Morohaku, K., Phuong, N. S., & Selvaraj, V. (2013). Developmental expression of translocator protein/peripheral benzodiazepine receptor in reproductive tissues. PloS One, 8(9), e74509. doi:10.1371/journal.pone.0074509

Papadopoulos, V., Amri, H., Li, H., Boujrad, N., Vidic, B., & Garnier, M. (1997). Targeted disruption of the peripheral-type benzodiazepine receptor gene inhibits steroidogenesis in the R2C Leydig tumor cell line. The Journal of Biological Chemistry, 272(51), 32129–35.

Selvaraj, V., Stocco, D. M., & Tu, L. N. (2015). TRANSLOCATOR PROTEIN (TSPO) AND STEROIDOGENESIS: A REAPPRAISAL. Molecular Endocrinology (Baltimore, Md.), me20151033. doi:10.1210/me.2015-1033

Thompson, C. J., Ross, S. M., & Gaido, K. W. (2004). Di(n-butyl) phthalate impairs cholesterol transport and steroidogenesis in the fetal rat testis through a rapid and reversible mechanism. Endocrinology, 145(3), 1227–37. doi:10.1210/en.2003-1475

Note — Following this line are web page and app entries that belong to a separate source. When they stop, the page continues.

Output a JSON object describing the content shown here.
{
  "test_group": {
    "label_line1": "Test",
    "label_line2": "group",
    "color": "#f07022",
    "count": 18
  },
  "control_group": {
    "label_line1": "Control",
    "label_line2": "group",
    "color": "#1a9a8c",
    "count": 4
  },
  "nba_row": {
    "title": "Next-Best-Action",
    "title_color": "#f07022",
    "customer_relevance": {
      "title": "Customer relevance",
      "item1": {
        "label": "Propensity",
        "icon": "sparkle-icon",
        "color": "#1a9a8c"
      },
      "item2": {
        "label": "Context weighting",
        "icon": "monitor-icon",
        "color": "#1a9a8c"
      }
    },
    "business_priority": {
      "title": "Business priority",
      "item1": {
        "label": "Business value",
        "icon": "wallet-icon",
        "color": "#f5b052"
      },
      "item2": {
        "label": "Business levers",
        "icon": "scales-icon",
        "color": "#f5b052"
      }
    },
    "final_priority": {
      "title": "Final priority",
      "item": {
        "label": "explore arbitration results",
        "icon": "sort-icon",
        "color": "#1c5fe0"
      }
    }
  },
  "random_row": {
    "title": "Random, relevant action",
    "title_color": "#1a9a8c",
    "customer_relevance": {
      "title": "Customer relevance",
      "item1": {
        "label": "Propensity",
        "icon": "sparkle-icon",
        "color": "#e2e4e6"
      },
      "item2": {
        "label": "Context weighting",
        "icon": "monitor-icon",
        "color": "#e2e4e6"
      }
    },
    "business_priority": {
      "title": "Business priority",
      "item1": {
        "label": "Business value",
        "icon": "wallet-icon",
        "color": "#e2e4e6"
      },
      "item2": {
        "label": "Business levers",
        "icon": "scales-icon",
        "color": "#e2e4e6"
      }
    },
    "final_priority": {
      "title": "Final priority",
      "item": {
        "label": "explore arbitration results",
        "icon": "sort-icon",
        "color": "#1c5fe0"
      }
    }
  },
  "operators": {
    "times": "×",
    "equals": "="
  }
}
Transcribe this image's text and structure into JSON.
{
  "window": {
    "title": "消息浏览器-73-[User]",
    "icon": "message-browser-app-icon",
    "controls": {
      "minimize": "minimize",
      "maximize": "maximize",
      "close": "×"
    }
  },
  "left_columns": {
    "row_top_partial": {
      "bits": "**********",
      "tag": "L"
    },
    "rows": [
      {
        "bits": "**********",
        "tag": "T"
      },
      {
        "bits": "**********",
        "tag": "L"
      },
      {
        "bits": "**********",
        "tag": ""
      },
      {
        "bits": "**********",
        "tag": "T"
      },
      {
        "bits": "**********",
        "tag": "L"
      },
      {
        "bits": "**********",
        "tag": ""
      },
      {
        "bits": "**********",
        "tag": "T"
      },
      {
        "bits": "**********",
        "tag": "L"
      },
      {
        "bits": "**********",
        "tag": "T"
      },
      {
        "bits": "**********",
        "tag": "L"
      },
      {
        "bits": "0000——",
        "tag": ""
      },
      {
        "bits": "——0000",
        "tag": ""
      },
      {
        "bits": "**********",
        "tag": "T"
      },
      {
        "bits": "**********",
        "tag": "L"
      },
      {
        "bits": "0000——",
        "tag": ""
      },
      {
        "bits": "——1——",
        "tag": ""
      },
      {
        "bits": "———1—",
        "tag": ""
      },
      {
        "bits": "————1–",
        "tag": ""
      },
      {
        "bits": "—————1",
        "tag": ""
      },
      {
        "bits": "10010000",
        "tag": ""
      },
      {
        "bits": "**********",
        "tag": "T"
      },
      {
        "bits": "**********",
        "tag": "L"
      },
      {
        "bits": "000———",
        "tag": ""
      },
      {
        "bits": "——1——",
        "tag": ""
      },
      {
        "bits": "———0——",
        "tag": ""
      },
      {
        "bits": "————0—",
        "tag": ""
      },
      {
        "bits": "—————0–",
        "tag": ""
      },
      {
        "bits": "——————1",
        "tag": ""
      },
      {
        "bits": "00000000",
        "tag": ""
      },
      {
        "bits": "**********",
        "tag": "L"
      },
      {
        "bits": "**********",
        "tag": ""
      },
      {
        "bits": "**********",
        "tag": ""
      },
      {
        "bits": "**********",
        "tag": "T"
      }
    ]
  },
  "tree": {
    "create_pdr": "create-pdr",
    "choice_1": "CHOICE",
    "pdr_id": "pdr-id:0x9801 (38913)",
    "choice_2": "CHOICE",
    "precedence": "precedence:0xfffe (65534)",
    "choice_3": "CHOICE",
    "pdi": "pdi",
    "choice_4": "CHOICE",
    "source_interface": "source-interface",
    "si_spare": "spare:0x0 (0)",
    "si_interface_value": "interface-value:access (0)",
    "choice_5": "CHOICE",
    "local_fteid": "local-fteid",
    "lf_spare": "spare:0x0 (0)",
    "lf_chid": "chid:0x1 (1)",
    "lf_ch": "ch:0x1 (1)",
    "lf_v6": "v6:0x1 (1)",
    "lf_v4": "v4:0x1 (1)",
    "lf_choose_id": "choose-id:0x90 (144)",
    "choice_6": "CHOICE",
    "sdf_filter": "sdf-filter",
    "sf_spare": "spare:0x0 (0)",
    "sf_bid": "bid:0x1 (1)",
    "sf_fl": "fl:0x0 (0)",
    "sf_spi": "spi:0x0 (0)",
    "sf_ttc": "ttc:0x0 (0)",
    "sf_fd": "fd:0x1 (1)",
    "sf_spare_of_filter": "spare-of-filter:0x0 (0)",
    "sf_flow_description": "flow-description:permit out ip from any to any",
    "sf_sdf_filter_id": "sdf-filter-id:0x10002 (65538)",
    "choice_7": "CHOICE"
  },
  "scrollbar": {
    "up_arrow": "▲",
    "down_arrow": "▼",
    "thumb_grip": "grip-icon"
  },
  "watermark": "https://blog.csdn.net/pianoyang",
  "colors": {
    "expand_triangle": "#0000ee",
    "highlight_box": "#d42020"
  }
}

Tu, L. N., Morohaku, K., Manna, P. R., Pelton, S. H., Butler, W. R., Stocco, D. M., & Selvaraj, V. (2014). Peripheral benzodiazepine receptor/translocator protein global knock-out mice are viable with no effects on steroid hormone biosynthesis. The Journal of Biological Chemistry, 289(40), 27444–54. doi:10.1074/jbc.M114.578286

Wang, H.-J., Fan, J., & Papadopoulos, V. (2012). Translocator protein (Tspo) gene promoter-driven green fluorescent protein synthesis in transgenic mice: an in vivo model to study Tspo transcription. Cell and Tissue Research, 350(2), 261–75. doi:10.1007/s00441-012-1478-5

Zisterer, D. M., & Williams, D. C. (1997). Peripheral-type benzodiazepine receptors. General Pharmacology, 29(3), 305–14.